"There is a lot of information about him (Mr Skripal) but I am not going to comment further about that."
She would not be drawn to confirm whether Mr Skripal is a British citizen.
Ms Rudd also said "all the action necessary" had been taken to ensure the public was completely safe.
On Wednesday, London Met Police Assistant Commissioner Mark Rowley, the head of Counter Terrorism Policing, said: "The focus at this time is to establish what has caused these people to become critically ill."
"We would like to reassure members of the public that this incident is being taken extremely seriously and we currently do not believe there is any risk to the wider public," he said.
"The two people taken ill were in Salisbury centre from around 1.30pm.
"Did you see anything out of the ordinary? It may be that at the time, nothing appeared out of place or untoward but with what you now know, you remember something that might be of significance.
"Your memory of that afternoon and your movements alone could help us with missing pieces of the investigation. The weather was poor that day so there were not as many people out and about. Every statement we can take is important."
The incident is putting more strain on the already tense UK-Russia relationship, and Russia has denied any involvement.
In a press conference in Russia, Maria Zakharova of the foreign ministry said the link was being made to whip up anti-Russia sentiment. She would not confirm if Mr Skripal was still a Russian citizen.
The head of the Russia institute at King's College London said the Kremlin would be able to maintain plausible deniability and always shift suspicions to "innate Russophobia."
Dr Samuel Greene said: "The reality is we don't know the cause of the illness, so there's nothing to trace, we don't know where it's going to be traced to...
"Even if in fact this has been somehow sanctioned or ordered out of the Kremlin, the reality is that... the investigation is never going to find hard and fast evidence that would lead all the way up the chain of command.
"The Kremlin will in any case have tried to maintain some distance from this, and some plausible deniability."
Natasha Kuhrt, an expert on Russian foreign policy, said it was possible to surmise that Mr Skripal had made many enemies in his time as a double agent.

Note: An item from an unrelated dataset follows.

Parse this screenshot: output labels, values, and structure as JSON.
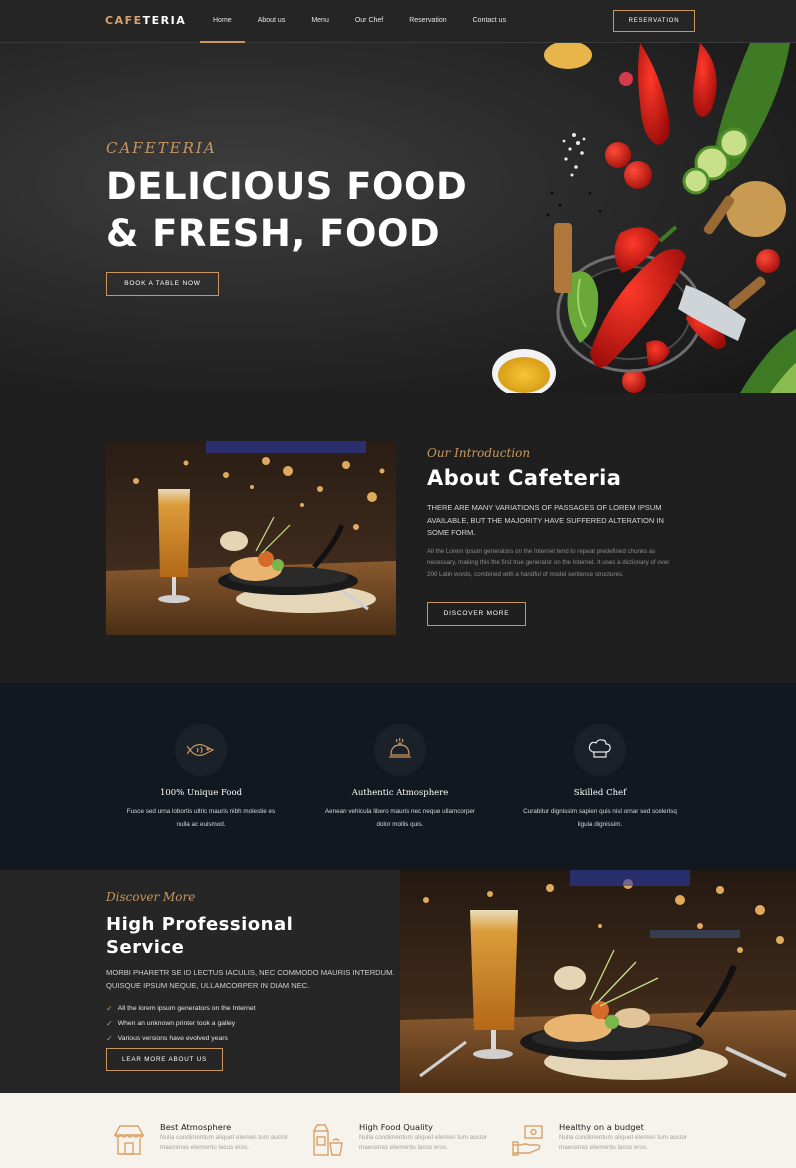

She said it was unlikely that billionaire Russians who had strong ties with Britain, living and sending their children to school here, would stop doing so, but that sanctions preventing them could have an impact.
Additional reporting from IRN ...